### Exercise aim
The records below are to be written out again, exactly as they appear.

### Listed records
++++++++++++++++++++

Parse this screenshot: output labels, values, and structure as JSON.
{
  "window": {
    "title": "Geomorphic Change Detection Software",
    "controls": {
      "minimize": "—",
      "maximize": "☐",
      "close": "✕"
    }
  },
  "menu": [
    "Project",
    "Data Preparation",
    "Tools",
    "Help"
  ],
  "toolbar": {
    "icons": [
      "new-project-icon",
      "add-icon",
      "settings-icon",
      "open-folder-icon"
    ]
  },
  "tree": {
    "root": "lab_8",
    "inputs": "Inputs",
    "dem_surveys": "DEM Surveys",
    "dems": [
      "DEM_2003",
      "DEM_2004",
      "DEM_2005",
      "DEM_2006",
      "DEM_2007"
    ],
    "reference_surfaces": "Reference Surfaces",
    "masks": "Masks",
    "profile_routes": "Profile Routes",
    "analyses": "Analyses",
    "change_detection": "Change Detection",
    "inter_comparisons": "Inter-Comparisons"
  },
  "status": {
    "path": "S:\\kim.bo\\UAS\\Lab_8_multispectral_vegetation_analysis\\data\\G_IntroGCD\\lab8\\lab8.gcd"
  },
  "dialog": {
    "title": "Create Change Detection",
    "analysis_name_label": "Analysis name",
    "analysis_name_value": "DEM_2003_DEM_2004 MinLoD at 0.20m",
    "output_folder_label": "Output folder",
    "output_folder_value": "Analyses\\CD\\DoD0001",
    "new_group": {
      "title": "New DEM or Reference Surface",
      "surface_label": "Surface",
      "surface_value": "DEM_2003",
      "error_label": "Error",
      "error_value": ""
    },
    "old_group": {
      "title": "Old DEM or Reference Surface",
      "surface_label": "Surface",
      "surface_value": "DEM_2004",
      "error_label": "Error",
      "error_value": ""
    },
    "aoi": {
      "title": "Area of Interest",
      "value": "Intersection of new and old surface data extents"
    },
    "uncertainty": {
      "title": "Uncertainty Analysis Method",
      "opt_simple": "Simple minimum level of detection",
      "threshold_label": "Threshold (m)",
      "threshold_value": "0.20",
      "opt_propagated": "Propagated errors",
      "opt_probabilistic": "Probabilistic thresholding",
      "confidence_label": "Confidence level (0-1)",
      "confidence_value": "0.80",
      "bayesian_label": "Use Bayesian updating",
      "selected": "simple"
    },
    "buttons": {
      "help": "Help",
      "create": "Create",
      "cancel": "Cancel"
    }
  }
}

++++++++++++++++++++

### Solution
Parse this screenshot: output labels, values, and structure as JSON.
{
  "window": {
    "title": "Geomorphic Change Detection Software",
    "controls": {
      "minimize": "—",
      "maximize": "☐",
      "close": "✕"
    }
  },
  "menu": [
    "Project",
    "Data Preparation",
    "Tools",
    "Help"
  ],
  "toolbar": {
    "icons": [
      "new-project-icon",
      "add-icon",
      "settings-icon",
      "open-folder-icon"
    ]
  },
  "tree": {
    "root": "lab_8",
    "inputs": "Inputs",
    "dem_surveys": "DEM Surveys",
    "dems": [
      "DEM_2003",
      "DEM_2004",
      "DEM_2005",
      "DEM_2006",
      "DEM_2007"
    ],
    "reference_surfaces": "Reference Surfaces",
    "masks": "Masks",
    "profile_routes": "Profile Routes",
    "analyses": "Analyses",
    "change_detection": "Change Detection",
    "inter_comparisons": "Inter-Comparisons"
  },
  "status": {
    "path": "S:\\kim.bo\\UAS\\Lab_8_multispectral_vegetation_analysis\\data\\G_IntroGCD\\lab8\\lab8.gcd"
  },
  "dialog": {
    "title": "Create Change Detection",
    "analysis_name_label": "Analysis name",
    "analysis_name_value": "DEM_2003_DEM_2004 MinLoD at 0.20m",
    "output_folder_label": "Output folder",
    "output_folder_value": "Analyses\\CD\\DoD0001",
    "new_group": {
      "title": "New DEM or Reference Surface",
      "surface_label": "Surface",
      "surface_value": "DEM_2003",
      "error_label": "Error",
      "error_value": ""
    },
    "old_group": {
      "title": "Old DEM or Reference Surface",
      "surface_label": "Surface",
      "surface_value": "DEM_2004",
      "error_label": "Error",
      "error_value": ""
    },
    "aoi": {
      "title": "Area of Interest",
      "value": "Intersection of new and old surface data extents"
    },
    "uncertainty": {
      "title": "Uncertainty Analysis Method",
      "opt_simple": "Simple minimum level of detection",
      "threshold_label": "Threshold (m)",
      "threshold_value": "0.20",
      "opt_propagated": "Propagated errors",
      "opt_probabilistic": "Probabilistic thresholding",
      "confidence_label": "Confidence level (0-1)",
      "confidence_value": "0.80",
      "bayesian_label": "Use Bayesian updating",
      "selected": "simple"
    },
    "buttons": {
      "help": "Help",
      "create": "Create",
      "cancel": "Cancel"
    }
  }
}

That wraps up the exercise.